> [Exercise requirements]: The entries should be given again so that each one matches the original exactly.

> [Dataset]:
------------------------------
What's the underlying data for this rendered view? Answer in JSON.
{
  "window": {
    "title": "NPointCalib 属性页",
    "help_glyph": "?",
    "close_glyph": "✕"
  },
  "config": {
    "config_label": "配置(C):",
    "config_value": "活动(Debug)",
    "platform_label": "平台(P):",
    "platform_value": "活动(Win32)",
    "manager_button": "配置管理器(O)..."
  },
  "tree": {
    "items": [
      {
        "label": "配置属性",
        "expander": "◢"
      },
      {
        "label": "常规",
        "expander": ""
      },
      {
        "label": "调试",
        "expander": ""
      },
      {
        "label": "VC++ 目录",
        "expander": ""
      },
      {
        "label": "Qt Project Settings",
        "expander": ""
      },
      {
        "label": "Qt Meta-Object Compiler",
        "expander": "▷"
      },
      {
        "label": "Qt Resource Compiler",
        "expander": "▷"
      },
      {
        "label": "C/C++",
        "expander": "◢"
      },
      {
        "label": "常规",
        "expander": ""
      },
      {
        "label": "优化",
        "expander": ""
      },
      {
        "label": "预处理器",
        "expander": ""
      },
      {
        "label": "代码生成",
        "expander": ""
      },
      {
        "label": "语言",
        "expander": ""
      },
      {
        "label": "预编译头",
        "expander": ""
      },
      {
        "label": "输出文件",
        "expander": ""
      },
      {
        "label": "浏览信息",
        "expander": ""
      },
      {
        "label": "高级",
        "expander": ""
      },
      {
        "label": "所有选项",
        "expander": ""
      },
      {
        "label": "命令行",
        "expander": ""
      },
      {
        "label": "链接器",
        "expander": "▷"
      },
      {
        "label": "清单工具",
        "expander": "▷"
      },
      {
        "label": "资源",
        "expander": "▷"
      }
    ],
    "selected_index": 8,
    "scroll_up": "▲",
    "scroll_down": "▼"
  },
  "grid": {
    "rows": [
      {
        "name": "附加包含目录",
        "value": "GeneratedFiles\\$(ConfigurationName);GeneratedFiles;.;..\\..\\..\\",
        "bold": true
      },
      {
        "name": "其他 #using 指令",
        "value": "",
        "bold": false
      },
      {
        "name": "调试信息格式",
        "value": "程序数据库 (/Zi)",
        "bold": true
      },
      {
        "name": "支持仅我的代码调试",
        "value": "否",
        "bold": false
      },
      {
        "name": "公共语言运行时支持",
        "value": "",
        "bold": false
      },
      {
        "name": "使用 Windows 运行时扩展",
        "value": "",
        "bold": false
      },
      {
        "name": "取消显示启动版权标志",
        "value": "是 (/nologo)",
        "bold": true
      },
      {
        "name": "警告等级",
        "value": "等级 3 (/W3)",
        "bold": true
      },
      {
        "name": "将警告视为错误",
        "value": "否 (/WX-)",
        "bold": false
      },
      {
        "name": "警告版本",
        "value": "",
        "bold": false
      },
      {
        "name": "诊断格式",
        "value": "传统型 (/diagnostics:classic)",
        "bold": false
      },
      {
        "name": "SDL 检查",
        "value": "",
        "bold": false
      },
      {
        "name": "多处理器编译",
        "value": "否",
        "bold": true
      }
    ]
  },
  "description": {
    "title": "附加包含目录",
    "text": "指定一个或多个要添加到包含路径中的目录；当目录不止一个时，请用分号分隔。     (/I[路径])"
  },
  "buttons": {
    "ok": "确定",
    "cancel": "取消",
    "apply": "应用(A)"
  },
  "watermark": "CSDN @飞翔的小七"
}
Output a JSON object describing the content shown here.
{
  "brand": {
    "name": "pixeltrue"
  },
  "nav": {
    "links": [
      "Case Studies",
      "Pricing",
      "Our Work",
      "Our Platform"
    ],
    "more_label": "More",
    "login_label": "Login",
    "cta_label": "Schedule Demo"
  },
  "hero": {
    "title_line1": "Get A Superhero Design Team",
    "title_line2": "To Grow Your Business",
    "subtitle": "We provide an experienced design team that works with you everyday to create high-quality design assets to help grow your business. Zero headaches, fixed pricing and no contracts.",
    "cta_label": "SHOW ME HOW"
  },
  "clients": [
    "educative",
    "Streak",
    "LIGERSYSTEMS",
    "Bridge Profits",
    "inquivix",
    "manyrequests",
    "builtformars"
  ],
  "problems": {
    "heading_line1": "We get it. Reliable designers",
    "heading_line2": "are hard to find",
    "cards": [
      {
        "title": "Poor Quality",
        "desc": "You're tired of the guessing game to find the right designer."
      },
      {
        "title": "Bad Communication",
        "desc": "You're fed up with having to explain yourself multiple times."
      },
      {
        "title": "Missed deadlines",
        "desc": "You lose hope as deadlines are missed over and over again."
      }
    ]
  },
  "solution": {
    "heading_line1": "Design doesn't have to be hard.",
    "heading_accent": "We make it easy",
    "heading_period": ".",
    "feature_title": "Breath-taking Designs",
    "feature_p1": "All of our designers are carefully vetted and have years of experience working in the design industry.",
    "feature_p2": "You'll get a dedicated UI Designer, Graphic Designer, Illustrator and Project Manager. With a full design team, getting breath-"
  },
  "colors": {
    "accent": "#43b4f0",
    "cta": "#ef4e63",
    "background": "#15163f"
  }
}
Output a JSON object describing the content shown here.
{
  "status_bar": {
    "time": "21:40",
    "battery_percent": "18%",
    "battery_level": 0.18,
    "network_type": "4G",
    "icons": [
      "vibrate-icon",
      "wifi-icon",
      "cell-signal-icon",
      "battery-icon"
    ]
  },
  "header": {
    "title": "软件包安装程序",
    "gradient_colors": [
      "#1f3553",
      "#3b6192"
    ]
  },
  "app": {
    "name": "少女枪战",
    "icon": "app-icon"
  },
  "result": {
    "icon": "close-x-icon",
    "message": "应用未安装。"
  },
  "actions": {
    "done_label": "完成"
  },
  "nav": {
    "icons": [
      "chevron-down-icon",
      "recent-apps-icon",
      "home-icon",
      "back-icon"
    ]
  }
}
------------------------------
> [Solution for this exercise]:
What's the underlying data for this rendered view? Answer in JSON.
{
  "window": {
    "title": "NPointCalib 属性页",
    "help_glyph": "?",
    "close_glyph": "✕"
  },
  "config": {
    "config_label": "配置(C):",
    "config_value": "活动(Debug)",
    "platform_label": "平台(P):",
    "platform_value": "活动(Win32)",
    "manager_button": "配置管理器(O)..."
  },
  "tree": {
    "items": [
      {
        "label": "配置属性",
        "expander": "◢"
      },
      {
        "label": "常规",
        "expander": ""
      },
      {
        "label": "调试",
        "expander": ""
      },
      {
        "label": "VC++ 目录",
        "expander": ""
      },
      {
        "label": "Qt Project Settings",
        "expander": ""
      },
      {
        "label": "Qt Meta-Object Compiler",
        "expander": "▷"
      },
      {
        "label": "Qt Resource Compiler",
        "expander": "▷"
      },
      {
        "label": "C/C++",
        "expander": "◢"
      },
      {
        "label": "常规",
        "expander": ""
      },
      {
        "label": "优化",
        "expander": ""
      },
      {
        "label": "预处理器",
        "expander": ""
      },
      {
        "label": "代码生成",
        "expander": ""
      },
      {
        "label": "语言",
        "expander": ""
      },
      {
        "label": "预编译头",
        "expander": ""
      },
      {
        "label": "输出文件",
        "expander": ""
      },
      {
        "label": "浏览信息",
        "expander": ""
      },
      {
        "label": "高级",
        "expander": ""
      },
      {
        "label": "所有选项",
        "expander": ""
      },
      {
        "label": "命令行",
        "expander": ""
      },
      {
        "label": "链接器",
        "expander": "▷"
      },
      {
        "label": "清单工具",
        "expander": "▷"
      },
      {
        "label": "资源",
        "expander": "▷"
      }
    ],
    "selected_index": 8,
    "scroll_up": "▲",
    "scroll_down": "▼"
  },
  "grid": {
    "rows": [
      {
        "name": "附加包含目录",
        "value": "GeneratedFiles\\$(ConfigurationName);GeneratedFiles;.;..\\..\\..\\",
        "bold": true
      },
      {
        "name": "其他 #using 指令",
        "value": "",
        "bold": false
      },
      {
        "name": "调试信息格式",
        "value": "程序数据库 (/Zi)",
        "bold": true
      },
      {
        "name": "支持仅我的代码调试",
        "value": "否",
        "bold": false
      },
      {
        "name": "公共语言运行时支持",
        "value": "",
        "bold": false
      },
      {
        "name": "使用 Windows 运行时扩展",
        "value": "",
        "bold": false
      },
      {
        "name": "取消显示启动版权标志",
        "value": "是 (/nologo)",
        "bold": true
      },
      {
        "name": "警告等级",
        "value": "等级 3 (/W3)",
        "bold": true
      },
      {
        "name": "将警告视为错误",
        "value": "否 (/WX-)",
        "bold": false
      },
      {
        "name": "警告版本",
        "value": "",
        "bold": false
      },
      {
        "name": "诊断格式",
        "value": "传统型 (/diagnostics:classic)",
        "bold": false
      },
      {
        "name": "SDL 检查",
        "value": "",
        "bold": false
      },
      {
        "name": "多处理器编译",
        "value": "否",
        "bold": true
      }
    ]
  },
  "description": {
    "title": "附加包含目录",
    "text": "指定一个或多个要添加到包含路径中的目录；当目录不止一个时，请用分号分隔。     (/I[路径])"
  },
  "buttons": {
    "ok": "确定",
    "cancel": "取消",
    "apply": "应用(A)"
  },
  "watermark": "CSDN @飞翔的小七"
}
Output a JSON object describing the content shown here.
{
  "brand": {
    "name": "pixeltrue"
  },
  "nav": {
    "links": [
      "Case Studies",
      "Pricing",
      "Our Work",
      "Our Platform"
    ],
    "more_label": "More",
    "login_label": "Login",
    "cta_label": "Schedule Demo"
  },
  "hero": {
    "title_line1": "Get A Superhero Design Team",
    "title_line2": "To Grow Your Business",
    "subtitle": "We provide an experienced design team that works with you everyday to create high-quality design assets to help grow your business. Zero headaches, fixed pricing and no contracts.",
    "cta_label": "SHOW ME HOW"
  },
  "clients": [
    "educative",
    "Streak",
    "LIGERSYSTEMS",
    "Bridge Profits",
    "inquivix",
    "manyrequests",
    "builtformars"
  ],
  "problems": {
    "heading_line1": "We get it. Reliable designers",
    "heading_line2": "are hard to find",
    "cards": [
      {
        "title": "Poor Quality",
        "desc": "You're tired of the guessing game to find the right designer."
      },
      {
        "title": "Bad Communication",
        "desc": "You're fed up with having to explain yourself multiple times."
      },
      {
        "title": "Missed deadlines",
        "desc": "You lose hope as deadlines are missed over and over again."
      }
    ]
  },
  "solution": {
    "heading_line1": "Design doesn't have to be hard.",
    "heading_accent": "We make it easy",
    "heading_period": ".",
    "feature_title": "Breath-taking Designs",
    "feature_p1": "All of our designers are carefully vetted and have years of experience working in the design industry.",
    "feature_p2": "You'll get a dedicated UI Designer, Graphic Designer, Illustrator and Project Manager. With a full design team, getting breath-"
  },
  "colors": {
    "accent": "#43b4f0",
    "cta": "#ef4e63",
    "background": "#15163f"
  }
}
Output a JSON object describing the content shown here.
{
  "status_bar": {
    "time": "21:40",
    "battery_percent": "18%",
    "battery_level": 0.18,
    "network_type": "4G",
    "icons": [
      "vibrate-icon",
      "wifi-icon",
      "cell-signal-icon",
      "battery-icon"
    ]
  },
  "header": {
    "title": "软件包安装程序",
    "gradient_colors": [
      "#1f3553",
      "#3b6192"
    ]
  },
  "app": {
    "name": "少女枪战",
    "icon": "app-icon"
  },
  "result": {
    "icon": "close-x-icon",
    "message": "应用未安装。"
  },
  "actions": {
    "done_label": "完成"
  },
  "nav": {
    "icons": [
      "chevron-down-icon",
      "recent-apps-icon",
      "home-icon",
      "back-icon"
    ]
  }
}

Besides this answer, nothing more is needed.